Miss Georgia tripped in the final round of the 2015 Miss America Pageant. Jennifer Lawrence stumbled on the way to accepting her Oscar. Rock stars, world leaders, and presidential candidates have all fallen in front of crowds.
And robots can too.
Now, researchers have identified a way to help robots fall with grace — and without serious damage. This is important now that costly robots have become more common in manufacturing and are sought for health care or domestic tasks.
Georgia Tech Ph.D. graduate Sehoon Ha and Professor Karen Liu have developed a new algorithm that tells a robot how to react to a wide variety of falls — from taking a single step to recover from a gentle nudge, to going into a rolling motion to break a high-speed fall. By learning the best sequence of movements to slow their momentum, robots can minimize the damage or injury they might cause to themselves or others while falling. The algorithm has been validated in physics simulation and experimentally tested on a BioloidGP humanoid robot.
“A fall can potentially cause damage to the robot and enormous cost to repair,” said Ha, now a postdoctoral associate at Disney Research Pittsburgh. “We believe robots can learn how to fall safely. Our work unified existing research about how to teach robots to fall by giving them a tool to automatically determine the total number of contacts (how many hands shoved it, for example), the order of contacts, and the position and timing of those contacts. All of that impacts the potential of a fall and changes the robot’s response.”
The latest finding builds upon Liu’s previous research that studied how cats modify their bodies in the midst of a fall. Liu knew from that work that one of the most important factors in a fall is the angle of the landing.
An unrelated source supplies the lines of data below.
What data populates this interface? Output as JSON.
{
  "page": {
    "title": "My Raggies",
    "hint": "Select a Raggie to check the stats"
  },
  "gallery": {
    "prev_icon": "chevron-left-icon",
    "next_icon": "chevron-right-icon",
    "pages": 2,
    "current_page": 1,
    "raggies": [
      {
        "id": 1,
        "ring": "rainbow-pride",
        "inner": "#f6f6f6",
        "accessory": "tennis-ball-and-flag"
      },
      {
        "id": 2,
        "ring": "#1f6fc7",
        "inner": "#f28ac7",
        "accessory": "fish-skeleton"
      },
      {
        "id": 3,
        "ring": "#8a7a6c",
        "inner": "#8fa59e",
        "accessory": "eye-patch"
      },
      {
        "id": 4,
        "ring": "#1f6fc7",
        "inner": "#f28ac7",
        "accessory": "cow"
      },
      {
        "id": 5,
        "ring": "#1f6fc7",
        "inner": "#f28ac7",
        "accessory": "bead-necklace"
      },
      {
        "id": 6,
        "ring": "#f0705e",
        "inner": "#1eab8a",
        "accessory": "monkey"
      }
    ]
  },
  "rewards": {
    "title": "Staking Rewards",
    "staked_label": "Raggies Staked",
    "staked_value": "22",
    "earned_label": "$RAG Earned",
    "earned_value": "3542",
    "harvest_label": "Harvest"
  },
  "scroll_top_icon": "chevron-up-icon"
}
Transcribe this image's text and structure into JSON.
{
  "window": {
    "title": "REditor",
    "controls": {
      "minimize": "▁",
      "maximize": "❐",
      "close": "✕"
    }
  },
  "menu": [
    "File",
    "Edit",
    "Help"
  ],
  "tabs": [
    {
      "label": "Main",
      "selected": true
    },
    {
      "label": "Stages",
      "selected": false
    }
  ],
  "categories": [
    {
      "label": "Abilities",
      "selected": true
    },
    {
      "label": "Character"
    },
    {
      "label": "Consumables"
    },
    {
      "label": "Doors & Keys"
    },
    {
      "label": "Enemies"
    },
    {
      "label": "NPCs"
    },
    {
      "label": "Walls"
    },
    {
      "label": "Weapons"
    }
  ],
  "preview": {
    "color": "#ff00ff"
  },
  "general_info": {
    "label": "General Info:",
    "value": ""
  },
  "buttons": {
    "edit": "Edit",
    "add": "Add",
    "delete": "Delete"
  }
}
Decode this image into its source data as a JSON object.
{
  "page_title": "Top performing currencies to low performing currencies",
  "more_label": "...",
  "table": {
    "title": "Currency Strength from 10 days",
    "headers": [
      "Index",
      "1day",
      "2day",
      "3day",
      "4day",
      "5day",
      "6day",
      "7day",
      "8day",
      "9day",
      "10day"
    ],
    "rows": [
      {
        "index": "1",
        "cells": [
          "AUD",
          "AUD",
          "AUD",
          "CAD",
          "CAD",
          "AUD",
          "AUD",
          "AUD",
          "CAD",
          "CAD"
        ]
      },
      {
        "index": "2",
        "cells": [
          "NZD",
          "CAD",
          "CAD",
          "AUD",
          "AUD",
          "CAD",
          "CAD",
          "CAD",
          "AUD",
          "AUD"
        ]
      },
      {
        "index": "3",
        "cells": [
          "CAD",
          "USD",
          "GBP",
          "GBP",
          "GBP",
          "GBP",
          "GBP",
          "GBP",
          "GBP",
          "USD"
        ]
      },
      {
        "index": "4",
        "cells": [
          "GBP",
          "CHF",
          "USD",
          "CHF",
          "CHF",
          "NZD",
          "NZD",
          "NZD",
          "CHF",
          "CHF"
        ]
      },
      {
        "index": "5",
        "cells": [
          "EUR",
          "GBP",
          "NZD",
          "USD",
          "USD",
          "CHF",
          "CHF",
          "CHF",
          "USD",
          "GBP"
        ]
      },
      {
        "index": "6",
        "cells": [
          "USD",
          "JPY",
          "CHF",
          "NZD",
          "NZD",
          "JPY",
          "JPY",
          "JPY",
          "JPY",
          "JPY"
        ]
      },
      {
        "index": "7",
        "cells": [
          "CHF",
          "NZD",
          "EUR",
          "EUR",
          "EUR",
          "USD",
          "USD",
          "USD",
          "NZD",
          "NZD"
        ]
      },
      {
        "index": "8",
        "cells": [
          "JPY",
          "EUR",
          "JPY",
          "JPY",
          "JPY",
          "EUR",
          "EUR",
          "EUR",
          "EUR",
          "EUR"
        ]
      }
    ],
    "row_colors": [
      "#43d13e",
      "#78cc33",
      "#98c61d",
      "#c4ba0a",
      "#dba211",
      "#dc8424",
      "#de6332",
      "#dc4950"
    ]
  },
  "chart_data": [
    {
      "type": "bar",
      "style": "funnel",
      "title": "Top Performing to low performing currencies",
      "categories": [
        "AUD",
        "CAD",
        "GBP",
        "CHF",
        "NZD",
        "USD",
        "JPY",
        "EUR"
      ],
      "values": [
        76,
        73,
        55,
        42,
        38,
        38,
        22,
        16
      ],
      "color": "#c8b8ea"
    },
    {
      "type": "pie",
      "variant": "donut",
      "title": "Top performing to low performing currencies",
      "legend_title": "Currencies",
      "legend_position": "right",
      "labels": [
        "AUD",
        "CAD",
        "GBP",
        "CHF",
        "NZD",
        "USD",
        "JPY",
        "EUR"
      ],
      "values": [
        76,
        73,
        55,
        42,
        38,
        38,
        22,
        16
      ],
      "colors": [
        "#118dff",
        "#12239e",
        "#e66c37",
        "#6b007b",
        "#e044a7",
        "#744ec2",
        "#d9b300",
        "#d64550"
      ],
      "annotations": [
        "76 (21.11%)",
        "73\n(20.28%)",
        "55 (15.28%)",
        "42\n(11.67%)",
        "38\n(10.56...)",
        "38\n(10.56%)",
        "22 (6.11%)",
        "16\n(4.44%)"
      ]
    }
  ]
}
Armed with that information, the two researchers used the robots’ silicon brains to optimize the sequence of motions that take place during a fall.
“From previous work, we knew a robot had the computational know-how to achieve a softer landing, but it didn’t have the hardware to move quickly enough like a cat,” said Liu, an associate professor in Georgia Tech’s School of Interactive Computing. “Our new planning algorithm takes into account the hardware constraints and the capabilities of the robot, and suggests a sequence of contacts so the robot gradually can slow itself down.”
The research was presented at the IEEE/RSJ International Conference on Intelligent Robots and Systems in Hamburg, Germany.
— Jason Maderer